§ **Data records for software interfaces**:

◇ ◇ ◇ ◇

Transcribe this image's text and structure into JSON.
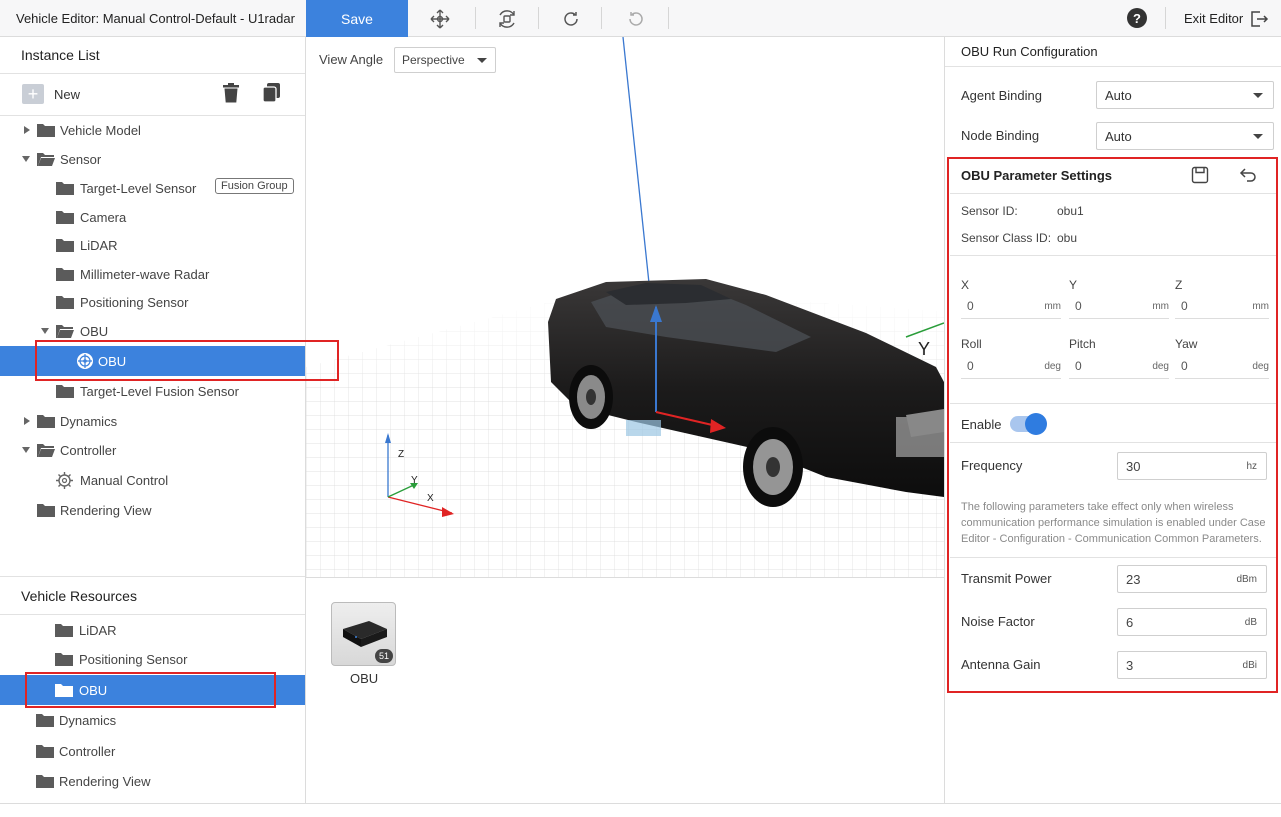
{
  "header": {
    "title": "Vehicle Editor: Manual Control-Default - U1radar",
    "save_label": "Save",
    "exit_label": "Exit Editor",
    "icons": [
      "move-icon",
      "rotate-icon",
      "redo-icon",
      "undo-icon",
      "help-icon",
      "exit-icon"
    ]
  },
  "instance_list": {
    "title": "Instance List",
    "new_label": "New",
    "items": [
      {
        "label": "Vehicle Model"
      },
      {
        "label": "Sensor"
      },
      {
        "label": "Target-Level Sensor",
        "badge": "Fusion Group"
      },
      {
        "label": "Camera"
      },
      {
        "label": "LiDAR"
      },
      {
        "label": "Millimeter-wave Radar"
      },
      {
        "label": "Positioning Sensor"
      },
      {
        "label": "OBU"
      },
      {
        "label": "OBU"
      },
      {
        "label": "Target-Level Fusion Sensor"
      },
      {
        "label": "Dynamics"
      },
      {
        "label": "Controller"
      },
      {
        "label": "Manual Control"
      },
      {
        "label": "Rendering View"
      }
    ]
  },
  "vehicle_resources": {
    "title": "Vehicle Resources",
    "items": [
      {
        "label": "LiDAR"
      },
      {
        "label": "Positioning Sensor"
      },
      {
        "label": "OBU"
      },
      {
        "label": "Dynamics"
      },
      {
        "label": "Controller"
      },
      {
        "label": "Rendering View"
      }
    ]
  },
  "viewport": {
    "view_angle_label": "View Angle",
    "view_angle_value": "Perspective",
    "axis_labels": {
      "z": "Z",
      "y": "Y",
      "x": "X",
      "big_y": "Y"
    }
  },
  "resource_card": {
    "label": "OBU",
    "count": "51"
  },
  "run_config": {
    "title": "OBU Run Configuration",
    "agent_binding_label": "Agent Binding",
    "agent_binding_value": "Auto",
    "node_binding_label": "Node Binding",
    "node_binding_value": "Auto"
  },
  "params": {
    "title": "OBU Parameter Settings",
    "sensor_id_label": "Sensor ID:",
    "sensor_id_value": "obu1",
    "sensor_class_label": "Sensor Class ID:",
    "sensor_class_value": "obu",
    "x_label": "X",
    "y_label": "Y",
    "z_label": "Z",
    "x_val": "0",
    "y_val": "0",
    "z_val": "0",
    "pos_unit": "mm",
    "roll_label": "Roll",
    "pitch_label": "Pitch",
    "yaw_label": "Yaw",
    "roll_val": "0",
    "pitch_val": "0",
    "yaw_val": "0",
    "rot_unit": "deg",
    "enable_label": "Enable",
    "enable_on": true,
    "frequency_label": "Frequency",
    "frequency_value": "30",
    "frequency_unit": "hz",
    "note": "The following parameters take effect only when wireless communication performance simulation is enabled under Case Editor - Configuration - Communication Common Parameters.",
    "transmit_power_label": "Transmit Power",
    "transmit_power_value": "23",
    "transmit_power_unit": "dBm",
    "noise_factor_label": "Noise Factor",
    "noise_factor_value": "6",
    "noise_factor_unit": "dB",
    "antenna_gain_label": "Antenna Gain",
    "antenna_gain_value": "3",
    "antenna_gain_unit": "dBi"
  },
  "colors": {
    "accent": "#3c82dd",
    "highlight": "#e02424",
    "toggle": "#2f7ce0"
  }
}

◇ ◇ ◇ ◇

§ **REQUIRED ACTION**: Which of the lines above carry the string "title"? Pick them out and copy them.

§ **ANSWER**:
    "title": "Vehicle Editor: Manual Control-Default - U1radar",
    "title": "Instance List",
    "title": "Vehicle Resources",
    "title": "OBU Run Configuration",
    "title": "OBU Parameter Settings",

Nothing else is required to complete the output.